First, you need to create a time and space to practice relaxation. Start with at least a couple of days a week for half an hour each day. Find a place that you can be alone with no physical and mental distractions.
I suggest playing soothing music which can help you relax during the half hour. Avoid playing your favourite loud and raucous music. Selecting something you normally wouldn’t listen to will teach you to be comfortable with accepting new ideas and new experiences. Remember, this is a new state of mind that you may not be familiar with. I will have some music suggestions at the end.
When you have created the atmosphere and put aside the time, try to use it wisely. Don’t focus on the time that you have but what you need to do during this time. Start by thinking about nothing. Believe it or not this is a difficult thing to do. Our brains are so bombarded throughout the day with activities and things to do and say that when you put the brakes on, it becomes impossible to not do anything and think of nothing. It will take some time to learn how to think about nothing. To help you speed up this process, focus on the relaxing music that you are listening to. Focus on the notes, tempo and slowly fade out those intruding details until you are thinking of nothing.

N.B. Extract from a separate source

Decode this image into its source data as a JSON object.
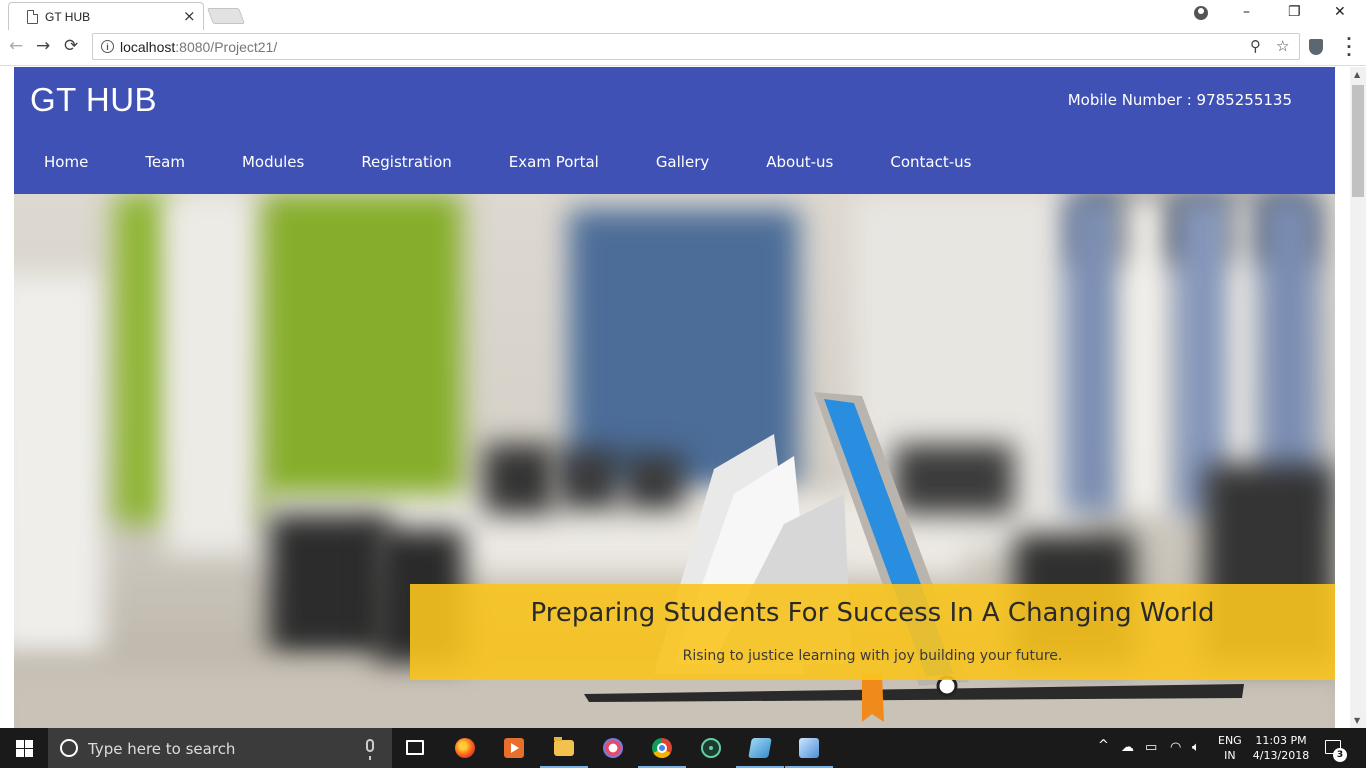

After a few sessions, start to think about only one thing. Let’s say, your dog. Think about all the positive things that your dog does. Do not think about the negative parts. This is another hard exercise as it may seem impossible to not bring negative thoughts to the exercise. It becomes harder because you only need to think about only one subject. Your dog. And then, only the positive parts of that subject.
It will take you a few more sessions to get there but don’t give up. You may need to put aside a few days in the week but the more you do it, the easier it will become.
Next you need to learn and get used to the idea of thinking positively and finding a different subject in each session to focus on. The purpose of this exercise is to help you to get into a peaceful and positive state of mind as quickly as possible. Your mind will become comfortable with this activity; therefore it will get easier for you to get there.
Learn to do this as often as possible and try it with your dog. See if your dog’s reactions change. The idea here is if your dog misbehaves, first you need to relax and then think about the positive things that your dog does. Next you need to do whatever techniques you have learned to control your dog but in a positive and relaxed manner. By following these steps you will notice that your dog’s behaviour changes and you’ll find you are able to control your dog easier and faster.
You never know; by learning how to relax you may be able to improve your life in many other ways too. In my next article, I will talk about how to learn to relax your dog.
These albums and songs are available on YouTube:
[author] [author_image timthumb=’on’]https://www.jonahsark.com/wp-content/uploads/2012/08/saro-boghozian.jpg[/author_image] [author_info] Saro received his expert dog trainer certification from The College of Canine Behavioural Science and is also a member of the Canadian Association of Professional Pet Dog Trainers and does volunteer behaviour consultation with a number of dog rescue organizations. Saro’s play, praise and reward training classes are always in high demand as are his private one-on-one training sessions. Rather than using treats or gimmicks like shock collars, Saro’s training methods help owners understand how to use a dog’s natural intelligence to achieve success. [/author_info] [/author]